### [WHAT IS REQUIRED]
With the images removed, write out every line below exactly.

+++ MATERIAL PROVIDED +++

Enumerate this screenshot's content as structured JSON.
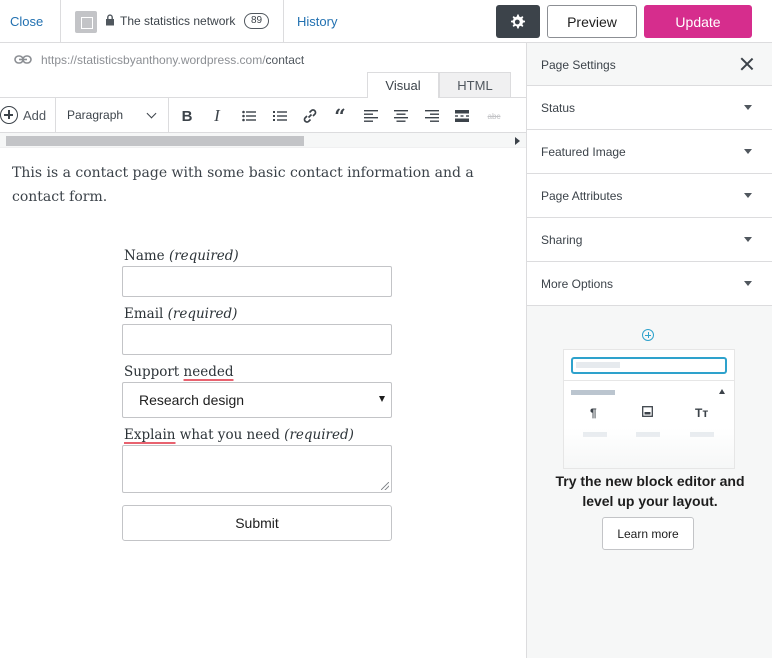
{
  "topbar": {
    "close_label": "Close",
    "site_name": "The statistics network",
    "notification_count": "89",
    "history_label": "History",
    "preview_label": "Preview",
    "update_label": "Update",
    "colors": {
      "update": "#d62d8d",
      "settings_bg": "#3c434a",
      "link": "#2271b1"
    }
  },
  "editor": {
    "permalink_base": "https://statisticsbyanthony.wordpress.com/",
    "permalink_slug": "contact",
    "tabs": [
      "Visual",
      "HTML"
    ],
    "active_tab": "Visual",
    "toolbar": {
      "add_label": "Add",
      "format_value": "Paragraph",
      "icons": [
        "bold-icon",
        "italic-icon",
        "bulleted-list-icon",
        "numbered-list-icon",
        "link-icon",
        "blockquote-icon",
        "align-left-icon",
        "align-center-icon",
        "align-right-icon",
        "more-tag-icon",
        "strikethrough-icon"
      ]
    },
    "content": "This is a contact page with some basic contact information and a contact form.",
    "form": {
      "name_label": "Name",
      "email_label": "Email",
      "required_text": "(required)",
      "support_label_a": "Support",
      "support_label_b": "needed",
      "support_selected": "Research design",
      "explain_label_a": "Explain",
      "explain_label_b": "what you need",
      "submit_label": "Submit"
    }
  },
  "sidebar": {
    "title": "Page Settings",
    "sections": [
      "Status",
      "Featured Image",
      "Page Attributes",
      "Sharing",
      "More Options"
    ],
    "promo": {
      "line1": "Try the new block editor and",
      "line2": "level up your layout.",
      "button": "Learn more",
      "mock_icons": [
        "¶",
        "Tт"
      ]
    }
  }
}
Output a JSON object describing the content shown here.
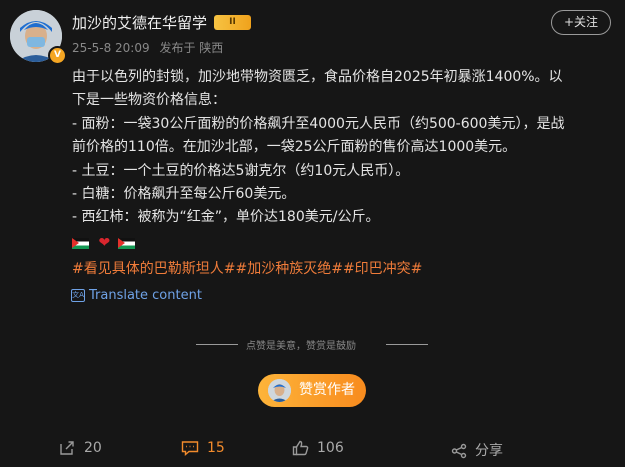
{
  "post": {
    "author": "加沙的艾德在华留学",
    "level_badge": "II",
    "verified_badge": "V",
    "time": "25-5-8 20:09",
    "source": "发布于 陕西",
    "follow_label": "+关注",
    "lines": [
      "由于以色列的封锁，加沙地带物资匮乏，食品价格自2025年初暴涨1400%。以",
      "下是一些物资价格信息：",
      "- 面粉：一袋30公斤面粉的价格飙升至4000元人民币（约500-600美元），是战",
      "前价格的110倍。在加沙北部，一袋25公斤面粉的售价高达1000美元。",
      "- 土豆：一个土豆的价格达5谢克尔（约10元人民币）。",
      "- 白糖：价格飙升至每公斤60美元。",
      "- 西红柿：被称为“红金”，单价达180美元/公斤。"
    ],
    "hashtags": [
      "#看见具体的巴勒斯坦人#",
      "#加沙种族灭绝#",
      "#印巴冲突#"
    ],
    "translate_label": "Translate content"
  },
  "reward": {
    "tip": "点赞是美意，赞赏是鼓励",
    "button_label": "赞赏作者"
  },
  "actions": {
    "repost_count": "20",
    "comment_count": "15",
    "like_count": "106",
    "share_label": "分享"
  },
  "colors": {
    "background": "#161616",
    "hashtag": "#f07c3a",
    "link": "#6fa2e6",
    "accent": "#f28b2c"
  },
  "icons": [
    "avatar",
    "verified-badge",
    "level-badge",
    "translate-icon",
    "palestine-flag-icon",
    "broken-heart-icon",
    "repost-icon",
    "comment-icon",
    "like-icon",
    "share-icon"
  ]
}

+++

### [ANSWER TO THIS PROBLEM]
Enumerate this screenshot's content as structured JSON.
{
  "topbar": {
    "close_label": "Close",
    "site_name": "The statistics network",
    "notification_count": "89",
    "history_label": "History",
    "preview_label": "Preview",
    "update_label": "Update",
    "colors": {
      "update": "#d62d8d",
      "settings_bg": "#3c434a",
      "link": "#2271b1"
    }
  },
  "editor": {
    "permalink_base": "https://statisticsbyanthony.wordpress.com/",
    "permalink_slug": "contact",
    "tabs": [
      "Visual",
      "HTML"
    ],
    "active_tab": "Visual",
    "toolbar": {
      "add_label": "Add",
      "format_value": "Paragraph",
      "icons": [
        "bold-icon",
        "italic-icon",
        "bulleted-list-icon",
        "numbered-list-icon",
        "link-icon",
        "blockquote-icon",
        "align-left-icon",
        "align-center-icon",
        "align-right-icon",
        "more-tag-icon",
        "strikethrough-icon"
      ]
    },
    "content": "This is a contact page with some basic contact information and a contact form.",
    "form": {
      "name_label": "Name",
      "email_label": "Email",
      "required_text": "(required)",
      "support_label_a": "Support",
      "support_label_b": "needed",
      "support_selected": "Research design",
      "explain_label_a": "Explain",
      "explain_label_b": "what you need",
      "submit_label": "Submit"
    }
  },
  "sidebar": {
    "title": "Page Settings",
    "sections": [
      "Status",
      "Featured Image",
      "Page Attributes",
      "Sharing",
      "More Options"
    ],
    "promo": {
      "line1": "Try the new block editor and",
      "line2": "level up your layout.",
      "button": "Learn more",
      "mock_icons": [
        "¶",
        "Tт"
      ]
    }
  }
}
Output a JSON object describing the content shown here.
{
  "post": {
    "author": "加沙的艾德在华留学",
    "level_badge": "II",
    "verified_badge": "V",
    "time": "25-5-8 20:09",
    "source": "发布于 陕西",
    "follow_label": "+关注",
    "lines": [
      "由于以色列的封锁，加沙地带物资匮乏，食品价格自2025年初暴涨1400%。以",
      "下是一些物资价格信息：",
      "- 面粉：一袋30公斤面粉的价格飙升至4000元人民币（约500-600美元），是战",
      "前价格的110倍。在加沙北部，一袋25公斤面粉的售价高达1000美元。",
      "- 土豆：一个土豆的价格达5谢克尔（约10元人民币）。",
      "- 白糖：价格飙升至每公斤60美元。",
      "- 西红柿：被称为“红金”，单价达180美元/公斤。"
    ],
    "hashtags": [
      "#看见具体的巴勒斯坦人#",
      "#加沙种族灭绝#",
      "#印巴冲突#"
    ],
    "translate_label": "Translate content"
  },
  "reward": {
    "tip": "点赞是美意，赞赏是鼓励",
    "button_label": "赞赏作者"
  },
  "actions": {
    "repost_count": "20",
    "comment_count": "15",
    "like_count": "106",
    "share_label": "分享"
  },
  "colors": {
    "background": "#161616",
    "hashtag": "#f07c3a",
    "link": "#6fa2e6",
    "accent": "#f28b2c"
  },
  "icons": [
    "avatar",
    "verified-badge",
    "level-badge",
    "translate-icon",
    "palestine-flag-icon",
    "broken-heart-icon",
    "repost-icon",
    "comment-icon",
    "like-icon",
    "share-icon"
  ]
}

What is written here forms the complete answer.